┌─ Exercise materials
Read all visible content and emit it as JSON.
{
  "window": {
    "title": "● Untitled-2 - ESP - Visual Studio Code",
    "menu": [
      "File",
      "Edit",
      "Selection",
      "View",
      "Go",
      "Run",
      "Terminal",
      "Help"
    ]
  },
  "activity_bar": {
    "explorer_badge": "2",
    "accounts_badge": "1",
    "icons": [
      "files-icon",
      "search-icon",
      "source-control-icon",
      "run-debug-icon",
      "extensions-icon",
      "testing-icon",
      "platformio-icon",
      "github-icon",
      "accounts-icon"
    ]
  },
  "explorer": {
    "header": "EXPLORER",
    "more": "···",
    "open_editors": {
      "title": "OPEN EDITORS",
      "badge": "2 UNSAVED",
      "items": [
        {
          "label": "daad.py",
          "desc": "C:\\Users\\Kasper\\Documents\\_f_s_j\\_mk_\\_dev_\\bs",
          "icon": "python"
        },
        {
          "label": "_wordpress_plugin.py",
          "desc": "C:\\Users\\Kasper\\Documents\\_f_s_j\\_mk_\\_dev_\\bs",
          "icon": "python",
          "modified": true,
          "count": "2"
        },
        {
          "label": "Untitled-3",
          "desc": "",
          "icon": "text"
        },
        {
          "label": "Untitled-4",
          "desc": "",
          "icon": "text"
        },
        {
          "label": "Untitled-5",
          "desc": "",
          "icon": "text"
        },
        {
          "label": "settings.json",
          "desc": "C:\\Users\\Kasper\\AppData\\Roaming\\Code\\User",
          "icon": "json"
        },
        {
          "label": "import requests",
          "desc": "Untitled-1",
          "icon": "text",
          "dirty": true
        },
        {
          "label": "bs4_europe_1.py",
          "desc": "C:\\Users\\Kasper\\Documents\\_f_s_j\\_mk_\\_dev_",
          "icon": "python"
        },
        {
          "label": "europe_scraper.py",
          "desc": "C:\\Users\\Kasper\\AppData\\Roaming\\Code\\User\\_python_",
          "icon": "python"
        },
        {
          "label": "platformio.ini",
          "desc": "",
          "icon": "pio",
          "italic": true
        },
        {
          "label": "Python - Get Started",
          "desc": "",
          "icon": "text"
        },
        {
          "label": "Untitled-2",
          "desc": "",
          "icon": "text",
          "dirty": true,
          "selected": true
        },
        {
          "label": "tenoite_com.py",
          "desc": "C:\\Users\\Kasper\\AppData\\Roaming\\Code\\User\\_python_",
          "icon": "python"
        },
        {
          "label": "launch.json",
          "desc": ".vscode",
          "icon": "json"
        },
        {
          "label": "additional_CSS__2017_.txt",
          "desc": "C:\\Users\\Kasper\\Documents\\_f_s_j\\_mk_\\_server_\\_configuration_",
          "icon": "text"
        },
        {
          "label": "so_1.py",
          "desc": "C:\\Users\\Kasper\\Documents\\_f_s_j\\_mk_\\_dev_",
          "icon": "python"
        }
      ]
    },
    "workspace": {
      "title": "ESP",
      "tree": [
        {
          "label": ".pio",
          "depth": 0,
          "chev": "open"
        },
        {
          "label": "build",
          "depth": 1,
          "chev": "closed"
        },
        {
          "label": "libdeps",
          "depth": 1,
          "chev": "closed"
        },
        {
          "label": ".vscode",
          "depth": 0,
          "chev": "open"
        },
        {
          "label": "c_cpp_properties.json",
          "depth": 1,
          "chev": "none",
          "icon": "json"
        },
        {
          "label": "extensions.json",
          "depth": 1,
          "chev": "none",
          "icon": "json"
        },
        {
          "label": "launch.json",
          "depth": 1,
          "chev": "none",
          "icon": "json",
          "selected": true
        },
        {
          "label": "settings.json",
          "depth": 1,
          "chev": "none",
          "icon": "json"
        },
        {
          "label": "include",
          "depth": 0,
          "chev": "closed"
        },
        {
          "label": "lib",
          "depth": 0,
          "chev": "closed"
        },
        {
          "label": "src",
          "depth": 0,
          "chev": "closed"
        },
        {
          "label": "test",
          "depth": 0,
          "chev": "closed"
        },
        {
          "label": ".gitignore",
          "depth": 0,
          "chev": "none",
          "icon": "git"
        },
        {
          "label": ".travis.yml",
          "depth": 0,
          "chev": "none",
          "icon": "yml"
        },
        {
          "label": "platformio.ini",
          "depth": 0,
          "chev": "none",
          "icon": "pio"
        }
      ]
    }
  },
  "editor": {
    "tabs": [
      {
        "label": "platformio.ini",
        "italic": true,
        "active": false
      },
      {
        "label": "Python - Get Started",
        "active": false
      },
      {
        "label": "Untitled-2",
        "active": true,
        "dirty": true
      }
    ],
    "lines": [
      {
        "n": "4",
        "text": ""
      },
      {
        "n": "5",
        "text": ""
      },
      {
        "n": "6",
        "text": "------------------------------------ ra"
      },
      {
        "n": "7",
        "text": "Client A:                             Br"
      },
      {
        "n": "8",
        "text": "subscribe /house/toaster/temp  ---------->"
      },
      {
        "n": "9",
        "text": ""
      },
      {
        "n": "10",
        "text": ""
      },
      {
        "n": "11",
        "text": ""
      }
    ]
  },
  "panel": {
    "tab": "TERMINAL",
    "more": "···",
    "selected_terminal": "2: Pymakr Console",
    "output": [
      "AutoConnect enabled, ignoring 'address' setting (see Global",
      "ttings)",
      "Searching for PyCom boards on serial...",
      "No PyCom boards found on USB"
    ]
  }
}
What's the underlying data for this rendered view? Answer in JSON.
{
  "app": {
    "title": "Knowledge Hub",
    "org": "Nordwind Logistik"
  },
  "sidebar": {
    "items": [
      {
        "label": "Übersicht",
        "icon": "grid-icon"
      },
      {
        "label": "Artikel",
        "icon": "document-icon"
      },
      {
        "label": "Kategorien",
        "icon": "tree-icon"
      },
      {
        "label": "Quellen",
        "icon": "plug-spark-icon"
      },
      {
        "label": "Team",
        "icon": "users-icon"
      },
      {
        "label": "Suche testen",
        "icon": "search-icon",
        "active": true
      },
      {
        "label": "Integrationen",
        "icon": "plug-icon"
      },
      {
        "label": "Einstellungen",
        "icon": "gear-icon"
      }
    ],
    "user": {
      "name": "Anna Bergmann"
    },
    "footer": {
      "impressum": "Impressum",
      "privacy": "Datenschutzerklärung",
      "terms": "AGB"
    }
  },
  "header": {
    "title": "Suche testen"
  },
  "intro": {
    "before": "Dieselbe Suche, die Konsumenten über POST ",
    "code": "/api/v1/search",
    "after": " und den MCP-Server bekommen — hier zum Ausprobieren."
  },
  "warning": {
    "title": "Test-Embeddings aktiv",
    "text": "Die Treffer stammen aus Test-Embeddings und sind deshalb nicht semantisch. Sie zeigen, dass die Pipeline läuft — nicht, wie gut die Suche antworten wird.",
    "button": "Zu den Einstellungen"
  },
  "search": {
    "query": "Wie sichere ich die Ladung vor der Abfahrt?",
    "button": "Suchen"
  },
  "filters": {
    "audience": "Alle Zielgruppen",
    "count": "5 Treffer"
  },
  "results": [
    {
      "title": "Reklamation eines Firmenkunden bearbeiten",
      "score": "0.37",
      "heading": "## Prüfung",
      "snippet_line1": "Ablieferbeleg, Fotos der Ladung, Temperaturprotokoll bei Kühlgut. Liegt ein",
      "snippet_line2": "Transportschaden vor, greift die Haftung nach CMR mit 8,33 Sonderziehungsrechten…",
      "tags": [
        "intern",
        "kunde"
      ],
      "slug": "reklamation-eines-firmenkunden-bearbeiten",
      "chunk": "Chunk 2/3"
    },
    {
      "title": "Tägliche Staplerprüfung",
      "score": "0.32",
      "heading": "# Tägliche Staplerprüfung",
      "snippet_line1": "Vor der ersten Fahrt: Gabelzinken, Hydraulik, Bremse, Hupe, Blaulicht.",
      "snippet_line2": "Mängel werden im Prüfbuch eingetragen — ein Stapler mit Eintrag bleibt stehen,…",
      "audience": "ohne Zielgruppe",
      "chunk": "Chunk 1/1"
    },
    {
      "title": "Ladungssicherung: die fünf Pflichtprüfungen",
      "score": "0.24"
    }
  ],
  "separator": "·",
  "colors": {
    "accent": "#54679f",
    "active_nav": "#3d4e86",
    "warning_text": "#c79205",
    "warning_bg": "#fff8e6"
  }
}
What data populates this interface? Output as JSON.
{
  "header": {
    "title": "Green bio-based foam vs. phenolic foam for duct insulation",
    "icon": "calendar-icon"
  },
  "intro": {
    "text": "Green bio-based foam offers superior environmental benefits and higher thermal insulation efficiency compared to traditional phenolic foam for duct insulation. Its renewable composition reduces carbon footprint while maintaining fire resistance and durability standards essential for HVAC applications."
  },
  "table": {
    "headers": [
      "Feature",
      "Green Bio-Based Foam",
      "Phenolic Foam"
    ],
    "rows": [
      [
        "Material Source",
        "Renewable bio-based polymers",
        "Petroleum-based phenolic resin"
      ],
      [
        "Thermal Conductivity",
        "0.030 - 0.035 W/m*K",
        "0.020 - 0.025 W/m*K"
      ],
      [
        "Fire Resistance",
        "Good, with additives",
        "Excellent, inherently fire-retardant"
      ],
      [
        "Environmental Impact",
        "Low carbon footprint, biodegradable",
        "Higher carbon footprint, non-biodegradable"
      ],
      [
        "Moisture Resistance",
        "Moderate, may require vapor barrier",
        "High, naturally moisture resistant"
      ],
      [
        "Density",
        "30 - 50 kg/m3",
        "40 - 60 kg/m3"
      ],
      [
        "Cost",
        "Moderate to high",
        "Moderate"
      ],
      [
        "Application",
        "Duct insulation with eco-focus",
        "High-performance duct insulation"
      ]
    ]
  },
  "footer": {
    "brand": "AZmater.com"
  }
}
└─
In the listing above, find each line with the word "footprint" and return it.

    "text": "Green bio-based foam offers superior environmental benefits and higher thermal insulation efficiency compared to traditional phenolic foam for duct insulation. Its renewable composition reduces carbon footprint while maintaining fire resistance and durability standards essential for HVAC applications."
        "Low carbon footprint, biodegradable",
        "Higher carbon footprint, non-biodegradable"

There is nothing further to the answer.